Americans spend approximately $40 billion a year to maintain more than 32 million acres of lawn — an area roughly the size of Pennsylvania. We pour 270 billion gallons of water per week on our lawns. We apply 10 times more fertilizer, herbicides and pesticides than farmers do to their crops. And a typical gas lawn mower emits about the same quantity of volatile organic compounds in one hour as a car driven 350 miles.
Making meadows is a green alternative.
The easiest way to convert a portion of lawn to meadow is simply to mow only once or twice a year. Often the best sections to convert are those that are difficult to mow such as wet or steep areas. Other ideal locations include transition zones between turf and woodlands, stream corridors and areas underutilized for family recreation.

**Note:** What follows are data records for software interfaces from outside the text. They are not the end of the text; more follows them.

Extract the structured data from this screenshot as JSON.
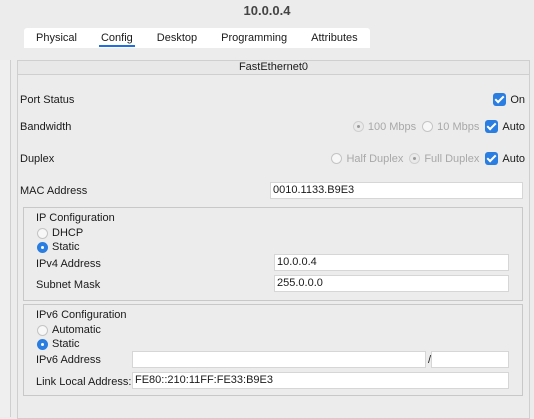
{
  "window": {
    "title": "10.0.0.4"
  },
  "tabs": [
    {
      "label": "Physical",
      "active": false
    },
    {
      "label": "Config",
      "active": true
    },
    {
      "label": "Desktop",
      "active": false
    },
    {
      "label": "Programming",
      "active": false
    },
    {
      "label": "Attributes",
      "active": false
    }
  ],
  "interface": {
    "name": "FastEthernet0",
    "port_status": {
      "label": "Port Status",
      "on_label": "On",
      "on": true
    },
    "bandwidth": {
      "label": "Bandwidth",
      "options": [
        "100 Mbps",
        "10 Mbps"
      ],
      "selected": "100 Mbps",
      "auto_label": "Auto",
      "auto": true
    },
    "duplex": {
      "label": "Duplex",
      "options": [
        "Half Duplex",
        "Full Duplex"
      ],
      "selected": "Full Duplex",
      "auto_label": "Auto",
      "auto": true
    },
    "mac": {
      "label": "MAC Address",
      "value": "0010.1133.B9E3"
    }
  },
  "ipv4": {
    "title": "IP Configuration",
    "dhcp_label": "DHCP",
    "static_label": "Static",
    "mode": "Static",
    "address_label": "IPv4 Address",
    "address": "10.0.0.4",
    "mask_label": "Subnet Mask",
    "mask": "255.0.0.0"
  },
  "ipv6": {
    "title": "IPv6 Configuration",
    "automatic_label": "Automatic",
    "static_label": "Static",
    "mode": "Static",
    "address_label": "IPv6 Address",
    "address": "",
    "prefix_sep": "/",
    "prefix": "",
    "link_local_label": "Link Local Address:",
    "link_local": "FE80::210:11FF:FE33:B9E3"
  },
  "colors": {
    "accent": "#2a7de1",
    "background": "#ececec"
  }
}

The benefits of changing from lawn to meadow are many, such as better habitat for wildlife, an increase in pollinator species and the beautiful visual appeal of meadows as the seasons change. You can start small, but beware: Making meadows can be addictive! After experiencing a few seasons of observing the meadow and its many inhabitants, you’ll never look at that sterile lawn of turf the same way again.

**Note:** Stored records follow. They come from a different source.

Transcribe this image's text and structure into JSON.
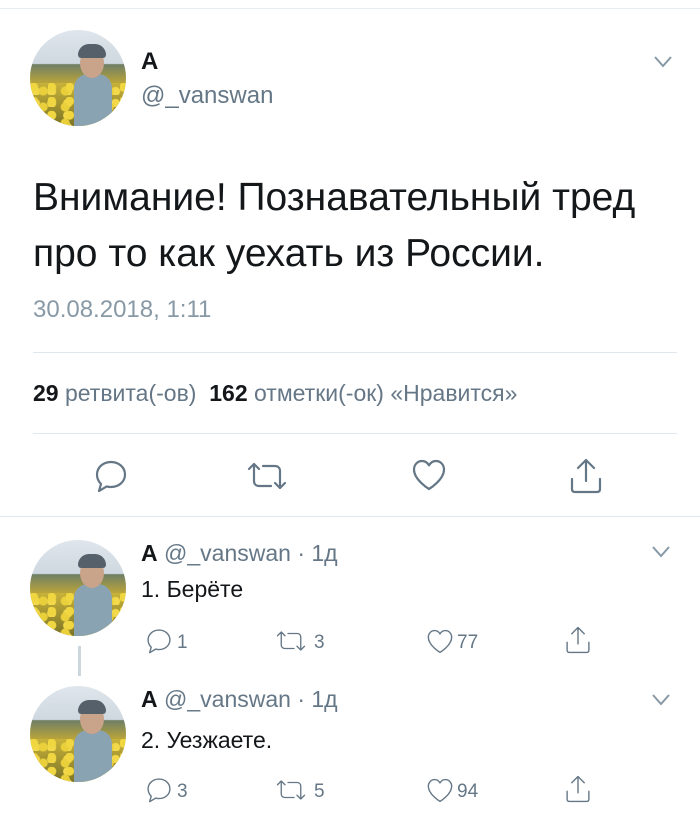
{
  "main_tweet": {
    "name": "А",
    "handle": "@_vanswan",
    "text_line1": "Внимание! Познавательный тред",
    "text_line2": "про то как уехать из России.",
    "timestamp": "30.08.2018, 1:11",
    "stats": {
      "retweets_count": "29",
      "retweets_label": "ретвита(-ов)",
      "likes_count": "162",
      "likes_label": "отметки(-ок) «Нравится»"
    }
  },
  "replies": [
    {
      "name": "А",
      "handle": "@_vanswan",
      "time": "· 1д",
      "text": "1. Берёте",
      "reply_count": "1",
      "retweet_count": "3",
      "like_count": "77"
    },
    {
      "name": "А",
      "handle": "@_vanswan",
      "time": "· 1д",
      "text": "2. Уезжаете.",
      "reply_count": "3",
      "retweet_count": "5",
      "like_count": "94"
    }
  ],
  "icons": [
    "chevron-down-icon",
    "reply-icon",
    "retweet-icon",
    "like-icon",
    "share-icon"
  ],
  "colors": {
    "text": "#14171a",
    "secondary": "#657786",
    "divider": "#e1e8ed"
  }
}
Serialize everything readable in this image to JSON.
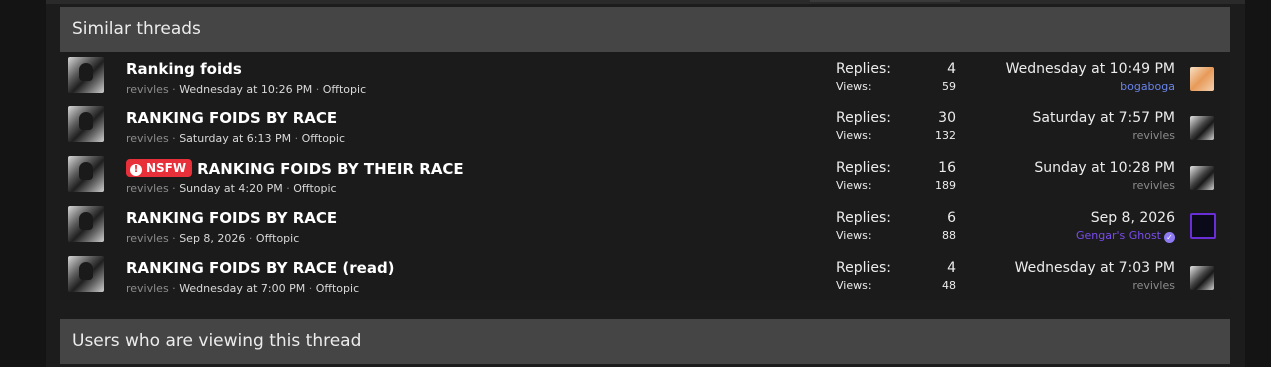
{
  "similar": {
    "header": "Similar threads",
    "threads": [
      {
        "title": "Ranking foids",
        "nsfw": false,
        "author": "revivles",
        "date": "Wednesday at 10:26 PM",
        "forum": "Offtopic",
        "replies_label": "Replies:",
        "replies": "4",
        "views_label": "Views:",
        "views": "59",
        "last_date": "Wednesday at 10:49 PM",
        "last_user": "bogaboga",
        "last_user_color": "#6a84e8"
      },
      {
        "title": "RANKING FOIDS BY RACE",
        "nsfw": false,
        "author": "revivles",
        "date": "Saturday at 6:13 PM",
        "forum": "Offtopic",
        "replies_label": "Replies:",
        "replies": "30",
        "views_label": "Views:",
        "views": "132",
        "last_date": "Saturday at 7:57 PM",
        "last_user": "revivles",
        "last_user_color": "#8c8c8c"
      },
      {
        "title": "RANKING FOIDS BY THEIR RACE",
        "nsfw": true,
        "nsfw_label": "NSFW",
        "author": "revivles",
        "date": "Sunday at 4:20 PM",
        "forum": "Offtopic",
        "replies_label": "Replies:",
        "replies": "16",
        "views_label": "Views:",
        "views": "189",
        "last_date": "Sunday at 10:28 PM",
        "last_user": "revivles",
        "last_user_color": "#8c8c8c"
      },
      {
        "title": "RANKING FOIDS BY RACE",
        "nsfw": false,
        "author": "revivles",
        "date": "Sep 8, 2026",
        "forum": "Offtopic",
        "replies_label": "Replies:",
        "replies": "6",
        "views_label": "Views:",
        "views": "88",
        "last_date": "Sep 8, 2026",
        "last_user": "Gengar's Ghost",
        "last_user_color": "#7a4cf0",
        "last_user_verified": true
      },
      {
        "title": "RANKING FOIDS BY RACE (read)",
        "nsfw": false,
        "author": "revivles",
        "date": "Wednesday at 7:00 PM",
        "forum": "Offtopic",
        "replies_label": "Replies:",
        "replies": "4",
        "views_label": "Views:",
        "views": "48",
        "last_date": "Wednesday at 7:03 PM",
        "last_user": "revivles",
        "last_user_color": "#8c8c8c"
      }
    ]
  },
  "viewing": {
    "header": "Users who are viewing this thread"
  },
  "icons": {
    "nsfw": "exclamation-circle-icon",
    "verified": "check-badge-icon"
  }
}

Kirsten Werner is communications director at Natural Lands Trust. For more information about this topic, download this article from Natural Lands Trust’s website.